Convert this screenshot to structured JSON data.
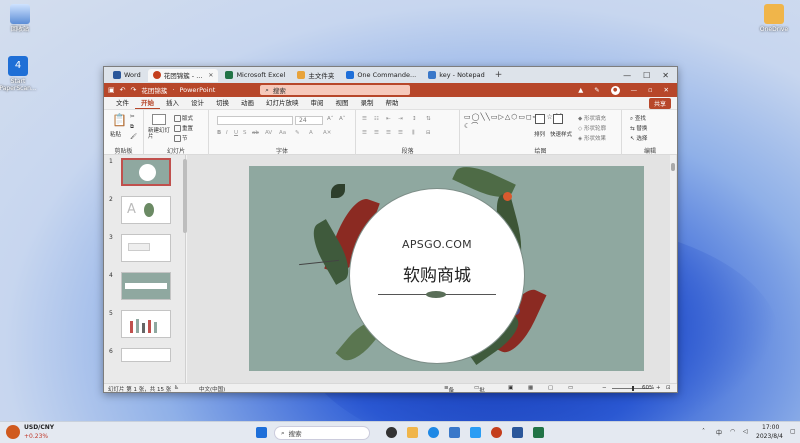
{
  "desktop": {
    "icons": [
      {
        "label": "回收站"
      },
      {
        "label": "Start PaperScan..."
      },
      {
        "label": "OneDrive"
      }
    ]
  },
  "window_tabs": [
    {
      "label": "Word",
      "color": "#2b579a"
    },
    {
      "label": "花团锦簇 - ...",
      "color": "#c43e1c",
      "active": true
    },
    {
      "label": "Microsoft Excel",
      "color": "#217346"
    },
    {
      "label": "主文件夹",
      "color": "#e8a33a"
    },
    {
      "label": "One Commande...",
      "color": "#1e6fd9"
    },
    {
      "label": "key - Notepad",
      "color": "#3a78c9"
    }
  ],
  "titlebar": {
    "doc": "花团锦簇",
    "app": "PowerPoint",
    "search_placeholder": "搜索",
    "accent": "#b7472a"
  },
  "menu": [
    "文件",
    "开始",
    "插入",
    "设计",
    "切换",
    "动画",
    "幻灯片放映",
    "审阅",
    "视图",
    "录制",
    "帮助"
  ],
  "menu_active": "开始",
  "share_label": "共享",
  "ribbon": {
    "groups": [
      "剪贴板",
      "幻灯片",
      "字体",
      "段落",
      "绘图",
      "编辑"
    ],
    "clipboard": {
      "paste": "粘贴"
    },
    "slides": {
      "new": "新建幻灯片",
      "layout": "版式",
      "reset": "重置",
      "section": "节"
    },
    "font_size": "24",
    "drawing": {
      "arrange": "排列",
      "quick_styles": "快速样式",
      "fill": "形状填充",
      "outline": "形状轮廓",
      "effects": "形状效果"
    },
    "editing": {
      "find": "查找",
      "replace": "替换",
      "select": "选择"
    }
  },
  "thumbnails": [
    {
      "num": "1"
    },
    {
      "num": "2"
    },
    {
      "num": "3"
    },
    {
      "num": "4"
    },
    {
      "num": "5"
    },
    {
      "num": "6"
    }
  ],
  "slide": {
    "brand": "APSGO.COM",
    "title": "软购商城",
    "bg": "#8fa8a0"
  },
  "statusbar": {
    "slide_info": "幻灯片 第 1 张，共 15 张",
    "language": "中文(中国)",
    "notes": "备注",
    "comments": "批注",
    "zoom": "60%"
  },
  "taskbar": {
    "search": "搜索",
    "stock_name": "USD/CNY",
    "stock_change": "+0.23%",
    "time": "17:00",
    "date": "2023/8/4"
  }
}
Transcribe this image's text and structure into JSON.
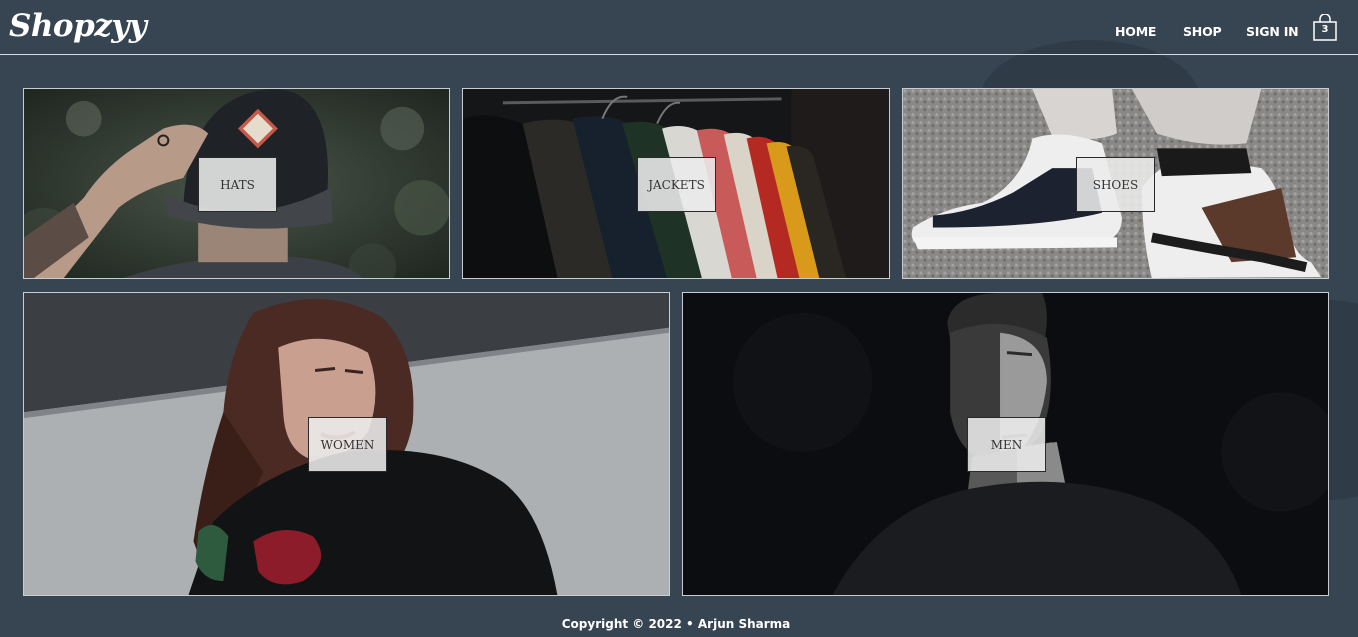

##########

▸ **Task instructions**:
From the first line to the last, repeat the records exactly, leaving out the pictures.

▸ **Exercise output**:
Convert this screenshot to structured JSON data.
{
  "desktop": {
    "icons": [
      {
        "label": "回收站"
      },
      {
        "label": "Start PaperScan..."
      },
      {
        "label": "OneDrive"
      }
    ]
  },
  "window_tabs": [
    {
      "label": "Word",
      "color": "#2b579a"
    },
    {
      "label": "花团锦簇 - ...",
      "color": "#c43e1c",
      "active": true
    },
    {
      "label": "Microsoft Excel",
      "color": "#217346"
    },
    {
      "label": "主文件夹",
      "color": "#e8a33a"
    },
    {
      "label": "One Commande...",
      "color": "#1e6fd9"
    },
    {
      "label": "key - Notepad",
      "color": "#3a78c9"
    }
  ],
  "titlebar": {
    "doc": "花团锦簇",
    "app": "PowerPoint",
    "search_placeholder": "搜索",
    "accent": "#b7472a"
  },
  "menu": [
    "文件",
    "开始",
    "插入",
    "设计",
    "切换",
    "动画",
    "幻灯片放映",
    "审阅",
    "视图",
    "录制",
    "帮助"
  ],
  "menu_active": "开始",
  "share_label": "共享",
  "ribbon": {
    "groups": [
      "剪贴板",
      "幻灯片",
      "字体",
      "段落",
      "绘图",
      "编辑"
    ],
    "clipboard": {
      "paste": "粘贴"
    },
    "slides": {
      "new": "新建幻灯片",
      "layout": "版式",
      "reset": "重置",
      "section": "节"
    },
    "font_size": "24",
    "drawing": {
      "arrange": "排列",
      "quick_styles": "快速样式",
      "fill": "形状填充",
      "outline": "形状轮廓",
      "effects": "形状效果"
    },
    "editing": {
      "find": "查找",
      "replace": "替换",
      "select": "选择"
    }
  },
  "thumbnails": [
    {
      "num": "1"
    },
    {
      "num": "2"
    },
    {
      "num": "3"
    },
    {
      "num": "4"
    },
    {
      "num": "5"
    },
    {
      "num": "6"
    }
  ],
  "slide": {
    "brand": "APSGO.COM",
    "title": "软购商城",
    "bg": "#8fa8a0"
  },
  "statusbar": {
    "slide_info": "幻灯片 第 1 张，共 15 张",
    "language": "中文(中国)",
    "notes": "备注",
    "comments": "批注",
    "zoom": "60%"
  },
  "taskbar": {
    "search": "搜索",
    "stock_name": "USD/CNY",
    "stock_change": "+0.23%",
    "time": "17:00",
    "date": "2023/8/4"
  }
}
Transcribe this image's text and structure into JSON.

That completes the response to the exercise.